Annual Meeting Coverage: Visionary Triads | Eijean Wu, MD, MPP
The SGO coat of arms has occupied the main stage since the start of the annual meeting. Inadvertently, it lends gravity to the photos of award recipients and keynote speakers, a fitting backdrop to documents of conference highlights.
I never paid attention to the details on the shield, until Dr. Alvarez used the words on it to anchor his presidential address Sunday morning. Flashing up a bigger picture of the banner, I noticed for the first time the classic triad – education, research, and service. These are the cornerstones of SGO’s mission and the pillars of an academic life. They define the effective gynecologist oncologist from the perspective of our colleagues.
Yet, is this how our professional performance is evaluated in the evolving healthcare landscape? With the Affordable Care Act (ACA) taking hold, what defines a successful clinician in the eyes of patients, administrators, and policymakers, our inevitable partners in the trenches of medicine?

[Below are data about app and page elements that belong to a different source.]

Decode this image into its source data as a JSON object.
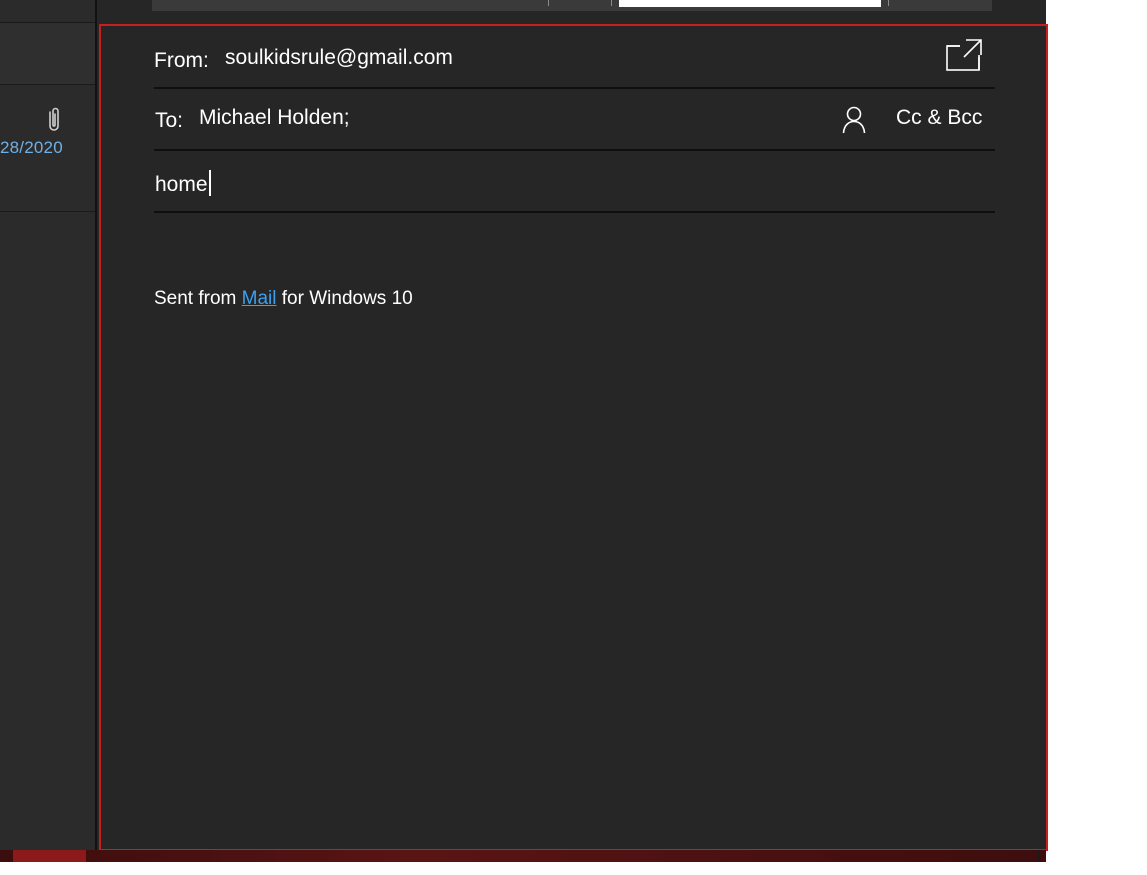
{
  "message_list": {
    "date_fragment": "28/2020",
    "attachment_icon": "paperclip-icon"
  },
  "compose": {
    "from_label": "From:",
    "from_value": "soulkidsrule@gmail.com",
    "to_label": "To:",
    "to_value": "Michael Holden;",
    "cc_bcc_label": "Cc & Bcc",
    "subject_value": "home",
    "body": {
      "signature_prefix": "Sent from ",
      "signature_link": "Mail",
      "signature_suffix": " for Windows 10"
    },
    "icons": {
      "popout": "popout-icon",
      "contact": "person-icon"
    }
  },
  "colors": {
    "background": "#262626",
    "focus_border": "#c81e1e",
    "link": "#3aa0f0",
    "date_text": "#6fb0e6"
  }
}
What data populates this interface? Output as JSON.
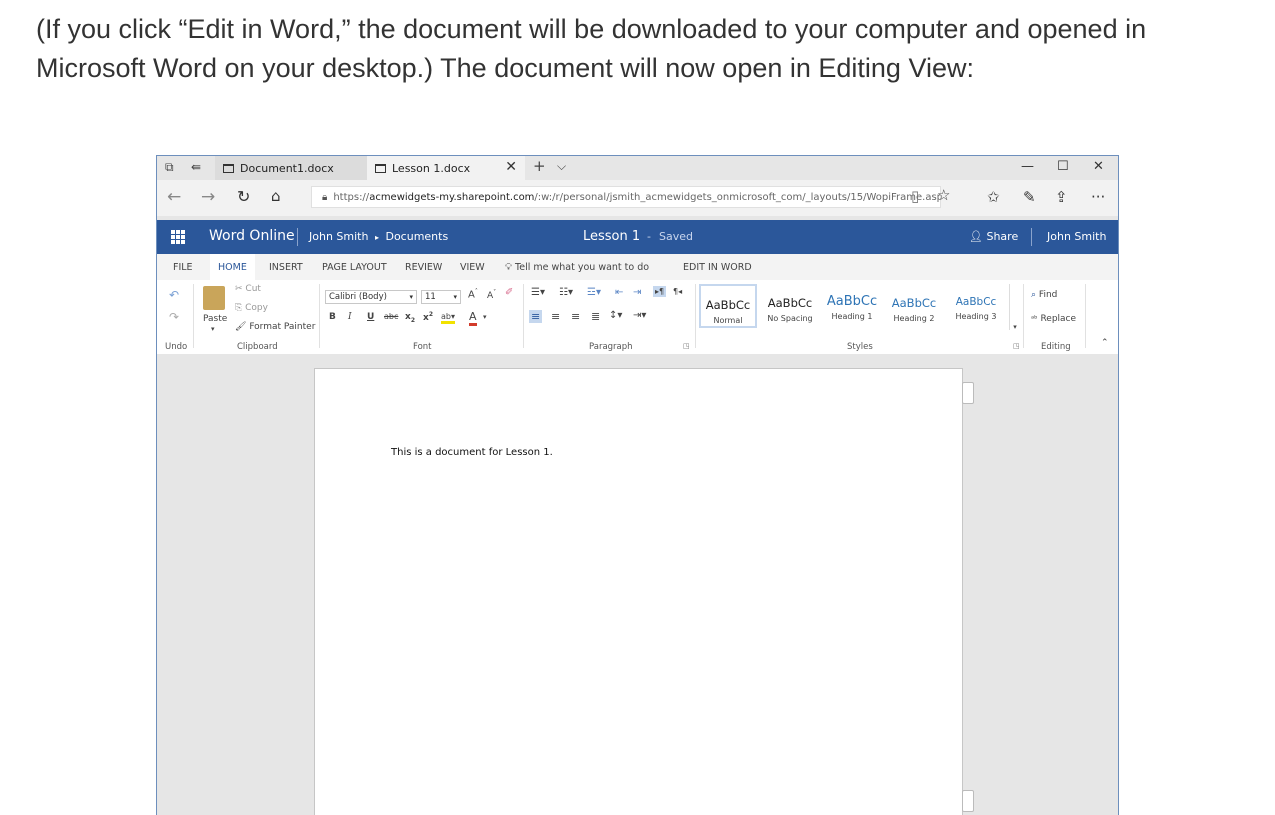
{
  "intro": {
    "line1": "(If you click “Edit in Word,” the document will be downloaded to your computer and opened in",
    "line2": "Microsoft Word on your desktop.) The document will now open in Editing View:"
  },
  "browser": {
    "tabs": [
      {
        "label": "Document1.docx"
      },
      {
        "label": "Lesson 1.docx"
      }
    ],
    "new_tab": "+",
    "tab_menu": "⌵",
    "window_controls": {
      "minimize": "—",
      "maximize": "☐",
      "close": "✕"
    },
    "url_scheme": "https://",
    "url_host": "acmewidgets-my.sharepoint.com",
    "url_path": "/:w:/r/personal/jsmith_acmewidgets_onmicrosoft_com/_layouts/15/WopiFrame.aspx?",
    "more": "···"
  },
  "word": {
    "app_name": "Word Online",
    "owner": "John Smith",
    "crumb_sep": "▸",
    "folder": "Documents",
    "doc_name": "Lesson 1",
    "status_sep": "-",
    "status": "Saved",
    "share_label": "Share",
    "user_name": "John Smith"
  },
  "ribbon_tabs": [
    "FILE",
    "HOME",
    "INSERT",
    "PAGE LAYOUT",
    "REVIEW",
    "VIEW"
  ],
  "tell_me": "Tell me what you want to do",
  "edit_in_word": "EDIT IN WORD",
  "ribbon": {
    "undo_group": "Undo",
    "clipboard": {
      "paste": "Paste",
      "cut": "Cut",
      "copy": "Copy",
      "format_painter": "Format Painter",
      "group": "Clipboard"
    },
    "font": {
      "family": "Calibri (Body)",
      "size": "11",
      "group": "Font"
    },
    "paragraph_group": "Paragraph",
    "styles": [
      {
        "preview": "AaBbCc",
        "name": "Normal"
      },
      {
        "preview": "AaBbCc",
        "name": "No Spacing"
      },
      {
        "preview": "AaBbCc",
        "name": "Heading 1"
      },
      {
        "preview": "AaBbCc",
        "name": "Heading 2"
      },
      {
        "preview": "AaBbCc",
        "name": "Heading 3"
      }
    ],
    "styles_group": "Styles",
    "editing": {
      "find": "Find",
      "replace": "Replace",
      "group": "Editing"
    }
  },
  "document": {
    "body": "This is a document for Lesson 1."
  }
}
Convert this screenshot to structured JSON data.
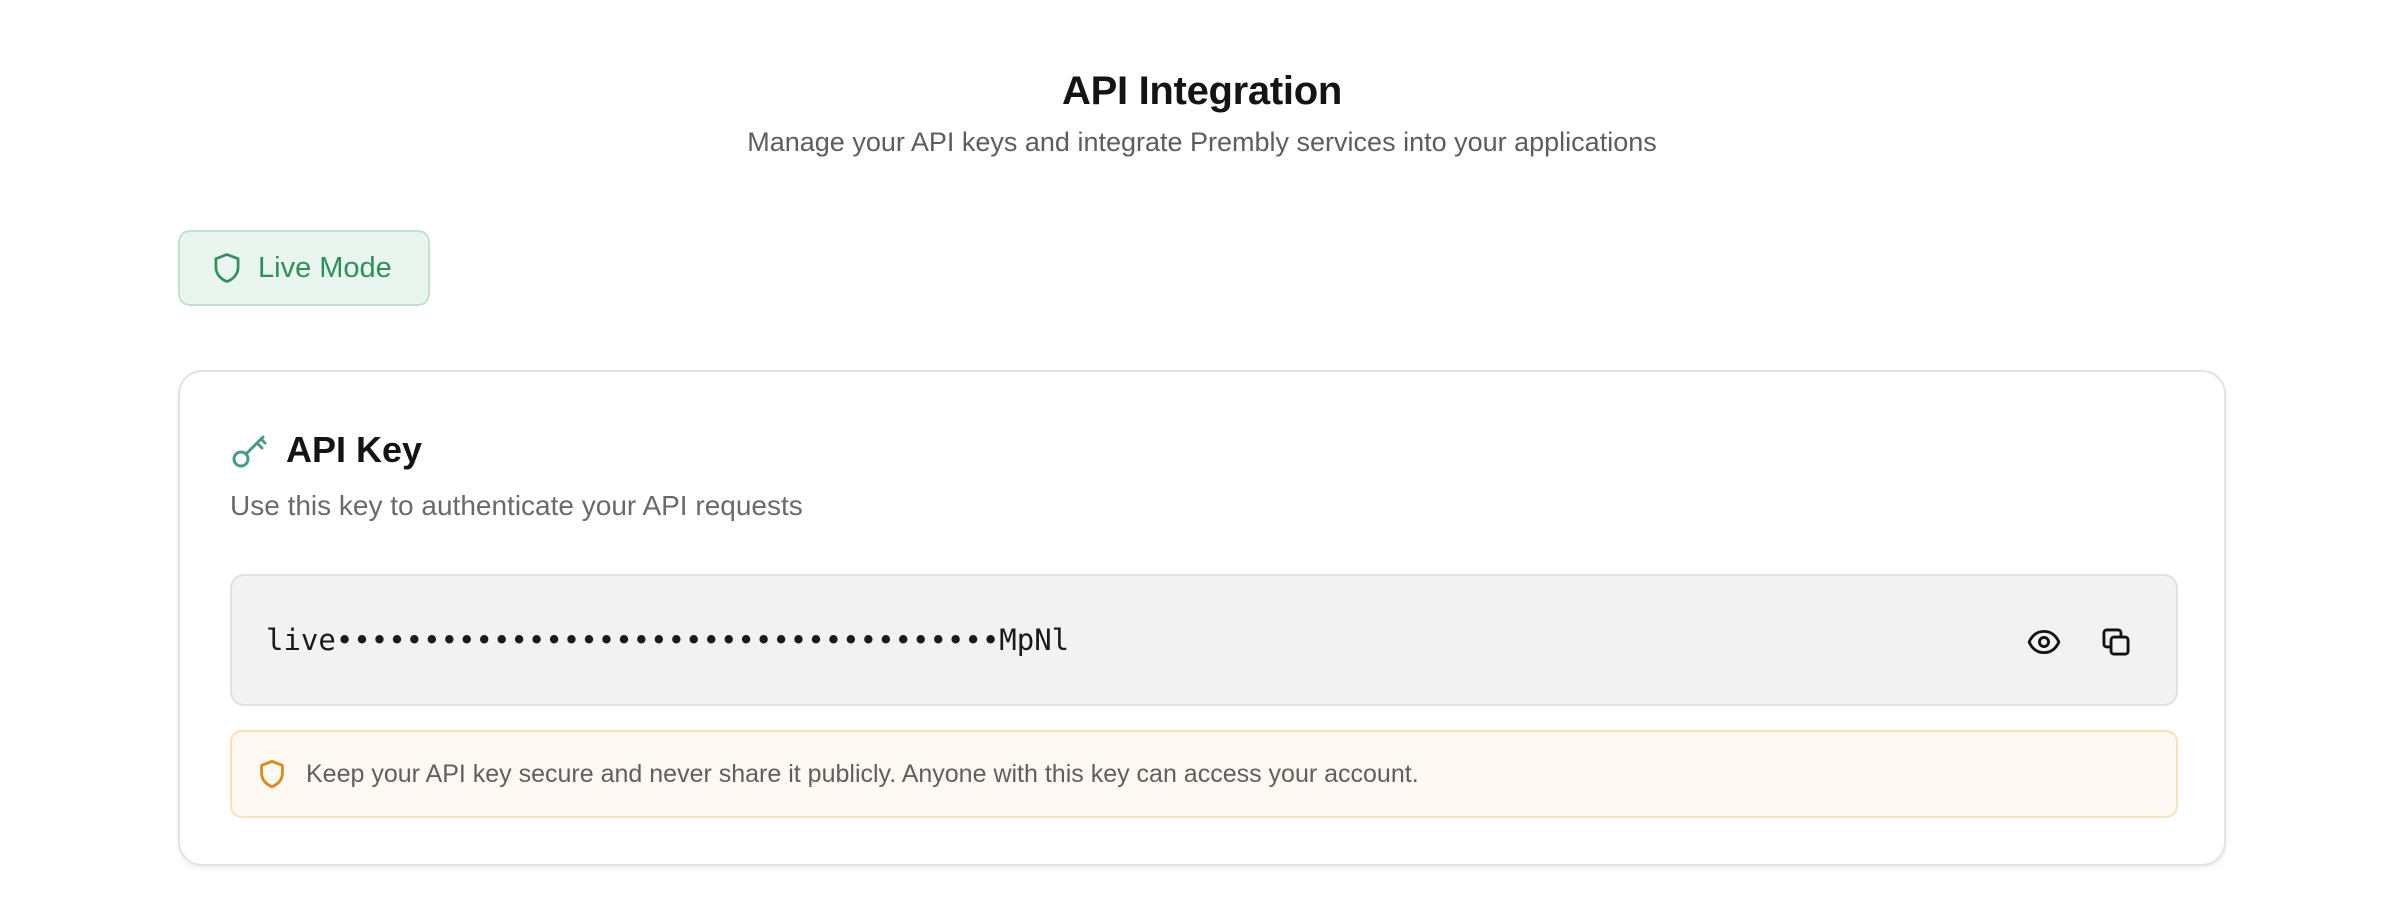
{
  "header": {
    "title": "API Integration",
    "subtitle": "Manage your API keys and integrate Prembly services into your applications"
  },
  "mode_badge": {
    "label": "Live Mode",
    "icon": "shield-icon"
  },
  "api_key_card": {
    "icon": "key-icon",
    "title": "API Key",
    "description": "Use this key to authenticate your API requests",
    "masked_key": "live••••••••••••••••••••••••••••••••••••••MpNl",
    "actions": {
      "reveal_icon": "eye-icon",
      "copy_icon": "copy-icon"
    },
    "warning": {
      "icon": "shield-icon",
      "text": "Keep your API key secure and never share it publicly. Anyone with this key can access your account."
    }
  },
  "colors": {
    "live_green": "#2f8f5b",
    "live_bg": "#e9f6ef",
    "key_icon_teal": "#4a9a8a",
    "warning_amber": "#d68a1a",
    "warning_bg": "#fdf8f1"
  }
}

I am reminded of an early mentor, Dr. Susan Eaton, a professor of public policy and a tireless advocate for women and marginalized workers. Sitting in her health care management seminar in my formative years before medical school, she delineated a different triad, a Venn diagram of cost, quality, and access. It was so simple and visionary at the same time.
As physicians, we are well-attuned to the importance of quality. We only want the best for our patients. This is where we focus our research dollars and prioritize our time.
Cost has started to creep into our consciousness by sheer necessity. As the system has become financially unsustainable, we are forced to consider the complexities of healthcare economics.
Access is the crux of the Obama administration’s ACA. Expanding insurance coverage opens the door for more people to legitimately enter the system. It allows our patients to receive standard of care.
Like all Venn diagrams, this one provides a framework for discussion and revolution, not a fixed algorithm. Like all Venn diagrams, this one has a sweet spot.
I’d like to propose that while most of us didn’t get into medicine to spend our time thinking about cost and access issues, they are now unavoidable aspects of our practice. We can wait until someone else comes up with a way to fix the problems, or we can be engaged participants, even leaders in shaping our health care system. We hold a unique perspective on how things work or don’t work when it comes to managing multifaceted diseases like cancer. Quality is meaningless if it’s unaffordable or inaccessible to those who need it most.
I look forward to Dr. Ezekiel Emanuel’s remarks and more lively debates on how we can do better, not only by our peers, but also by the patient community that we serve.